══ STUDY MATERIAL ══

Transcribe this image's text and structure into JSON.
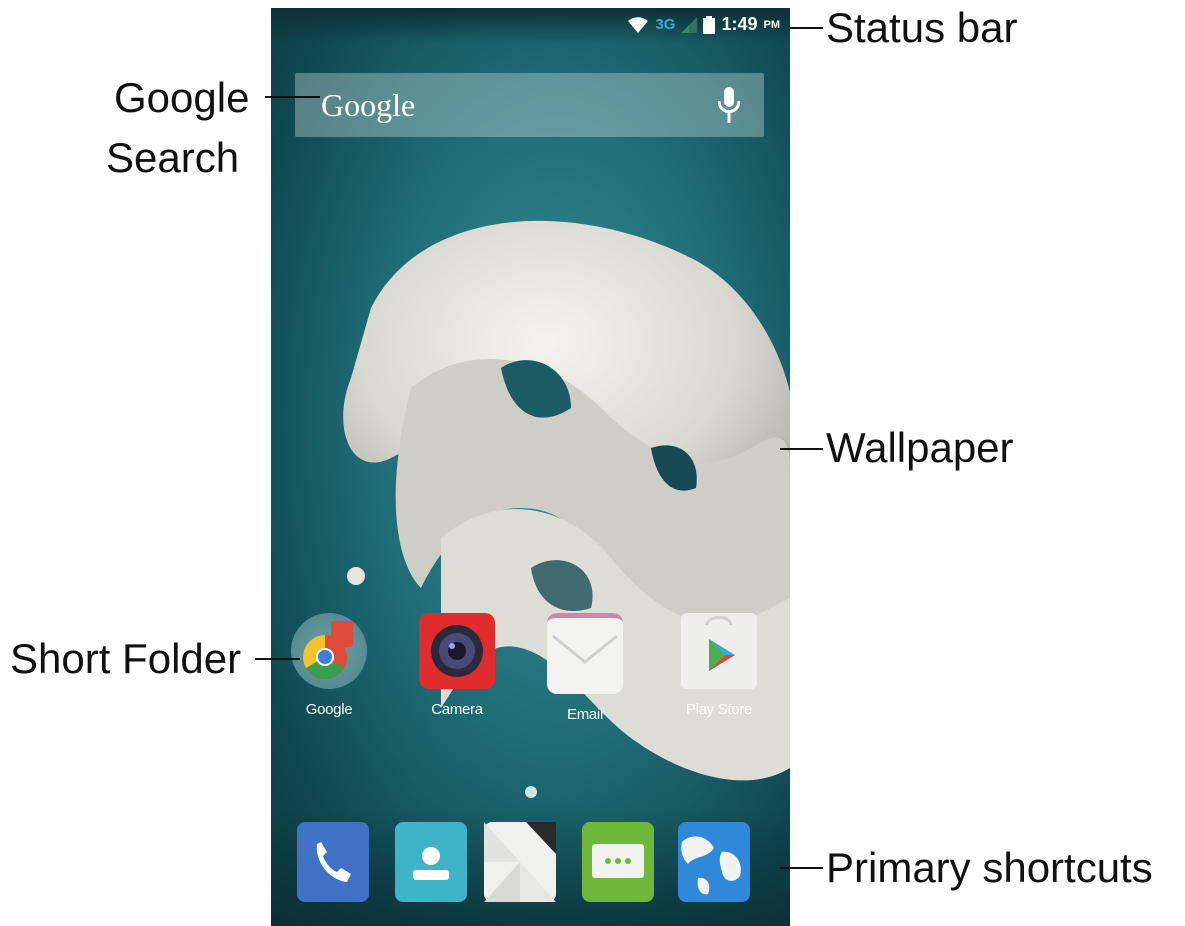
{
  "status_bar": {
    "network": "3G",
    "time": "1:49",
    "ampm": "PM"
  },
  "search": {
    "text": "Google",
    "icon": "mic-icon"
  },
  "apps": [
    {
      "label": "Google",
      "icon": "chrome-folder-icon"
    },
    {
      "label": "Camera",
      "icon": "camera-icon"
    },
    {
      "label": "Email",
      "icon": "email-icon"
    },
    {
      "label": "Play Store",
      "icon": "play-store-icon"
    }
  ],
  "dock": [
    {
      "icon": "phone-icon"
    },
    {
      "icon": "contacts-icon"
    },
    {
      "icon": "app-drawer-icon"
    },
    {
      "icon": "messaging-icon"
    },
    {
      "icon": "browser-globe-icon"
    }
  ],
  "callouts": {
    "status_bar": "Status bar",
    "google_search_1": "Google",
    "google_search_2": "Search",
    "wallpaper": "Wallpaper",
    "short_folder": "Short Folder",
    "primary_shortcuts": "Primary shortcuts"
  },
  "colors": {
    "wallpaper_teal": "#1f6d76",
    "sculpture": "#e8e6e1",
    "accent_blue": "#3aa8d8"
  }
}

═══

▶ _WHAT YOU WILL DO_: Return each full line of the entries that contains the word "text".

▶ _RESPONSE TO THE EXERCISE_:
Transcribe this image's text and structure into JSON.
    "text": "Google",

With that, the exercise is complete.